Achieving a healthy work-life balance is even more challenging for mid-life, mid-career managers, who are more likely to be part of the “sandwich generation”— the generation of middle-aged people who must care for both young children and older parents living at home.
Improvements in health care and lifestyles have led to a greater number of people living longer. The result is the rise of “sandwich generation” caregivers—caregivers simultaneously responsible for minor children and older (65+) adults. An analysis of the data from the 2015 National Health and Aging Trends Study (NHATS) and National Study of Caregiving (NSOC)—two national surveys of U.S. older adults and their caregivers—reveals the extent to which the sandwich generation is growing, and the impact of their multiple obligations on their well-being and success.
The analysis, conducted by University of Michigan and Detroit-based Wayne State University researchers, showed that nearly one-quarter of adults providing care to senior parents also had minor children to care for. Sandwich generation caregivers provided as much care to the seniors in their care as did non-sandwich generation caregivers—that is, caregivers of senior parents who did not have the added responsibility of caring for minor children. The level of care was measured based on factors such as total care hours, whether the caregiver was the sole caregiver, and the type of functional assistance provided—such as assistance with mobility (e.g., getting out of bed or moving around the house); self-care (e.g., bathing or dressing); and household activities (e.g., doing laundry or preparing meals).
Providing such care, however, took a greater financial and emotional toll on sandwich generation caregivers than on their non-sandwich generation counterparts. Nearly one-quarter (23.5%) of sandwich generation caregivers reported financial difficulties, and nearly one-half (44.1%) reported emotional difficulties, significantly higher than the 12.2% and 32.2% respectively of non-sandwich generation caregivers.
Sandwich generation caregivers also reported a higher level of “caregiver role overload,” which was based on survey questions related to respondents’ feelings of exhaustion, having more responsibilities than they could handle, having no time for themselves, or having to deal with frequently changing needs of the seniors in their care.
In addition to having to care for minor children as well as senior parents, sandwich generation caregivers were also more likely to be working than non-sandwich generation caregivers (70% to 54%), leading to what the Michigan researchers called the unique trilemma of older adult care, childcare, and employment.
Supporting work-life balance is essential to the well-being of employees and, consequently, the success of a business.

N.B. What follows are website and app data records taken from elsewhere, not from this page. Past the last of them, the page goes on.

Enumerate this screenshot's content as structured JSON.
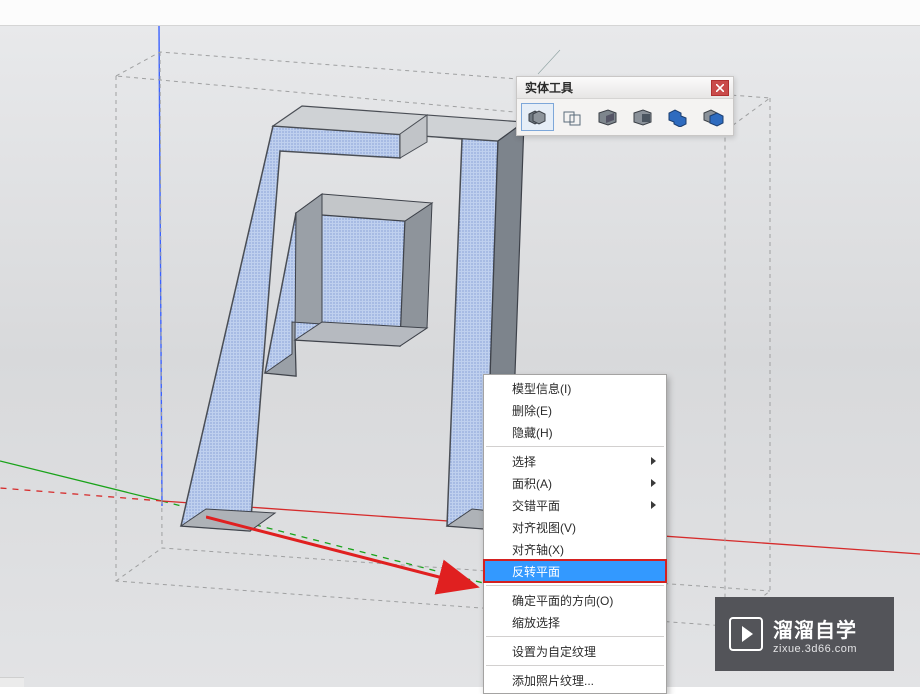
{
  "toolbar": {
    "title": "实体工具",
    "icons": [
      "solid-outer-shell",
      "solid-split",
      "solid-subtract",
      "solid-trim",
      "solid-union",
      "solid-intersect"
    ]
  },
  "context_menu": {
    "items": [
      {
        "label": "模型信息(I)",
        "sub": false
      },
      {
        "label": "删除(E)",
        "sub": false
      },
      {
        "label": "隐藏(H)",
        "sub": false
      },
      {
        "sep": true
      },
      {
        "label": "选择",
        "sub": true
      },
      {
        "label": "面积(A)",
        "sub": true
      },
      {
        "label": "交错平面",
        "sub": true
      },
      {
        "label": "对齐视图(V)",
        "sub": false
      },
      {
        "label": "对齐轴(X)",
        "sub": false
      },
      {
        "label": "反转平面",
        "sub": false,
        "highlight": true
      },
      {
        "sep": true
      },
      {
        "label": "确定平面的方向(O)",
        "sub": false
      },
      {
        "label": "缩放选择",
        "sub": false
      },
      {
        "sep": true
      },
      {
        "label": "设置为自定纹理",
        "sub": false
      },
      {
        "sep": true
      },
      {
        "label": "添加照片纹理...",
        "sub": false
      }
    ]
  },
  "watermark": {
    "brand_cn": "溜溜自学",
    "url": "zixue.3d66.com"
  }
}
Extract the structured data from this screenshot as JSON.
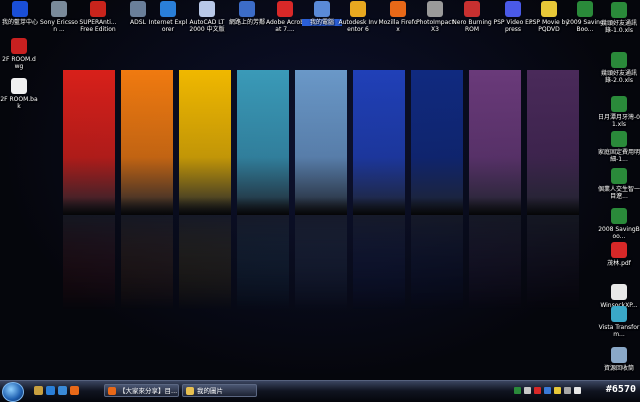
{
  "desktop": {
    "top_icons": [
      {
        "label": "我的藍芽中心",
        "icon": "bluetooth-icon",
        "color": "#1a4fd8"
      },
      {
        "label": "Sony Ericsson ...",
        "icon": "phone-icon",
        "color": "#7a8a9a"
      },
      {
        "label": "SUPERAnti... Free Edition",
        "icon": "shield-icon",
        "color": "#c8241c"
      },
      {
        "label": "ADSL",
        "icon": "network-icon",
        "color": "#6a7f9a"
      },
      {
        "label": "Internet Explorer",
        "icon": "ie-icon",
        "color": "#2a7fd8"
      },
      {
        "label": "AutoCAD LT 2000 中文版",
        "icon": "autocad-icon",
        "color": "#b8c8e8"
      },
      {
        "label": "網路上的芳鄰",
        "icon": "network-places-icon",
        "color": "#3c6cc8"
      },
      {
        "label": "Adobe Acrobat 7....",
        "icon": "acrobat-icon",
        "color": "#d82828"
      },
      {
        "label": "我的電腦",
        "icon": "computer-icon",
        "color": "#5a8ad8"
      },
      {
        "label": "Autodesk Inventor 6",
        "icon": "inventor-icon",
        "color": "#e8a820"
      },
      {
        "label": "Mozilla Firefox",
        "icon": "firefox-icon",
        "color": "#e86818"
      },
      {
        "label": "PhotoImpact X3",
        "icon": "photoimpact-icon",
        "color": "#9a9a9a"
      },
      {
        "label": "Nero Burning ROM",
        "icon": "nero-icon",
        "color": "#c83030"
      },
      {
        "label": "PSP Video Express",
        "icon": "psp-video-icon",
        "color": "#4a5ae8"
      },
      {
        "label": "PSP Movie by PQDVD",
        "icon": "psp-movie-icon",
        "color": "#e8c838"
      },
      {
        "label": "2009 SavingBoo...",
        "icon": "excel-file-icon",
        "color": "#2a8a3a"
      }
    ],
    "left_icons": [
      {
        "label": "2F ROOM.dwg",
        "icon": "dwg-file-icon",
        "color": "#c82020"
      },
      {
        "label": "2F ROOM.bak",
        "icon": "bak-file-icon",
        "color": "#f0f0f0"
      }
    ],
    "right_icons": [
      {
        "label": "幾頭好友通訊錄-1.0.xls",
        "icon": "excel-file-icon",
        "color": "#2a8a3a"
      },
      {
        "label": "幾頭好友通訊錄-2.0.xls",
        "icon": "excel-file-icon",
        "color": "#2a8a3a"
      },
      {
        "label": "日月潭月牙灣-01.xls",
        "icon": "excel-file-icon",
        "color": "#2a8a3a"
      },
      {
        "label": "家庭固定費用明細-1...",
        "icon": "excel-file-icon",
        "color": "#2a8a3a"
      },
      {
        "label": "個業人交生智一目遼...",
        "icon": "excel-file-icon",
        "color": "#2a8a3a"
      },
      {
        "label": "2008 SavingBoo...",
        "icon": "excel-file-icon",
        "color": "#2a8a3a"
      },
      {
        "label": "茂林.pdf",
        "icon": "pdf-file-icon",
        "color": "#d82828"
      },
      {
        "label": "WinsockXP...",
        "icon": "winsock-file-icon",
        "color": "#e8e8e8"
      },
      {
        "label": "Vista Transform...",
        "icon": "vista-transform-icon",
        "color": "#3aa8c8"
      },
      {
        "label": "資源回收筒",
        "icon": "recycle-bin-icon",
        "color": "#8aa8c8"
      }
    ],
    "wallpaper_colors": [
      "#d8201a",
      "#f07a10",
      "#f0b800",
      "#3a9ab8",
      "#6a98c8",
      "#2040b8",
      "#102a80",
      "#6a3a7a",
      "#4a2a5a"
    ]
  },
  "taskbar": {
    "start_icon": "windows-start-icon",
    "quick_launch": [
      {
        "icon": "show-desktop-icon",
        "color": "#c8a040"
      },
      {
        "icon": "ie-icon",
        "color": "#2a7fd8"
      },
      {
        "icon": "media-player-icon",
        "color": "#3a8ad8"
      },
      {
        "icon": "firefox-icon",
        "color": "#e86818"
      }
    ],
    "tasks": [
      {
        "label": "【大家來分享】目...",
        "icon": "firefox-icon",
        "color": "#e86818"
      },
      {
        "label": "我的圖片",
        "icon": "folder-icon",
        "color": "#e8c050"
      }
    ],
    "tray_icons": [
      {
        "icon": "tray-icon-1",
        "color": "#2a8a3a"
      },
      {
        "icon": "tray-icon-2",
        "color": "#c8c8c8"
      },
      {
        "icon": "tray-icon-3",
        "color": "#d82828"
      },
      {
        "icon": "tray-icon-4",
        "color": "#3a7ad8"
      },
      {
        "icon": "tray-icon-5",
        "color": "#e8c838"
      },
      {
        "icon": "tray-icon-6",
        "color": "#a8a8a8"
      },
      {
        "icon": "volume-icon",
        "color": "#e8e8e8"
      }
    ],
    "clock": "#6570"
  }
}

Companies that help their people achieve a balance between their work and personal obligations are rewarded with employees and managers who are less stressed, more motivated, and more loyal.

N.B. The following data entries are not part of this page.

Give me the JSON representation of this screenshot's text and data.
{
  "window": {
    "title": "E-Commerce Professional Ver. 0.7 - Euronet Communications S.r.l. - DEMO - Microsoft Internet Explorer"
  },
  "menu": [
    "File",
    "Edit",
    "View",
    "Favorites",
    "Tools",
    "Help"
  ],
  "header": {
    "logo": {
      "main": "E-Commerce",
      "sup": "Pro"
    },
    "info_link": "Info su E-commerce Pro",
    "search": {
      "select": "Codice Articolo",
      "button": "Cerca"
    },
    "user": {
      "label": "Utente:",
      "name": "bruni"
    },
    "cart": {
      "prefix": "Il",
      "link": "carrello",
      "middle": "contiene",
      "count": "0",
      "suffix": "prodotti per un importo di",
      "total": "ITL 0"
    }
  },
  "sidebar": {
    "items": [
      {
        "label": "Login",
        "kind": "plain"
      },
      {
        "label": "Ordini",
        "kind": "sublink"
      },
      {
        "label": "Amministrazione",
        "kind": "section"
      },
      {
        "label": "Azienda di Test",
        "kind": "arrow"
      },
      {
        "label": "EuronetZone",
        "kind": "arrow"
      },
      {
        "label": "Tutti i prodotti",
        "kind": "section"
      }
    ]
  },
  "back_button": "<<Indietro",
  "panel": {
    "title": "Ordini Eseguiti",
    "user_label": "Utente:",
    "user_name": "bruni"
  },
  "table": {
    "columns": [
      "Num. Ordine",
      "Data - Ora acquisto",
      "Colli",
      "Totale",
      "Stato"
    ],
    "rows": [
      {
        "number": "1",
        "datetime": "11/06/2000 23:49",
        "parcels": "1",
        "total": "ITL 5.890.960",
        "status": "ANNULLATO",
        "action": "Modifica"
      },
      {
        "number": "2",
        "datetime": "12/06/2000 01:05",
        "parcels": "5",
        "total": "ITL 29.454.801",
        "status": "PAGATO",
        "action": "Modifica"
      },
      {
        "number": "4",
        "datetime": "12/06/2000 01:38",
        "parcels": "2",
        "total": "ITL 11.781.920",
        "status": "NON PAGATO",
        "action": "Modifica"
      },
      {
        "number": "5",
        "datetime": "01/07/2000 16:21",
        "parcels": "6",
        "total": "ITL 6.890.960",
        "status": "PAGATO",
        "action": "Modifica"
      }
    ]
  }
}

Despite their best intentions, company leaders may overlook the pressures of the sandwich generation—a newer phenomenon in terms of obligations at home—which, demographically, are likely to fall on their mid-life, mid-career managers. This research highlights the extent of the challenge faced by these sandwich generation caregivers. Company leaders will want to be mindful of the added stress and potential burnout mid-life managers might be dealing with as they go home to care younger children and older parents.
Lianlian Lei’s profile at University of Michigan
Amanda N. Leggett’s profile at Wayne State University
Donovan T. Maust’s profile at University of Michigan
A national profile of sandwich generation caregivers providing care to both older adults and children. Lianlian Lei, Amanda N. Leggett, Donovan T. Maust. Journal of the American Geriatrics Society (November 25, 2022).
Ideas for Leaders is a free-to-access site. If you enjoy our content and find it valuable, please consider subscribing to our Developing Leaders Quarterly publication, this presents academic, business and consultant perspectives on leadership issues in a beautifully produced, small volume delivered to your desk four times a year.
For the less than the price of a coffee a week you can read over 650 summaries of research that cost universities over $1 billion to produce.
Use our Ideas to:
Speak to us on how else you can leverage this content to benefit your organization. email@example.com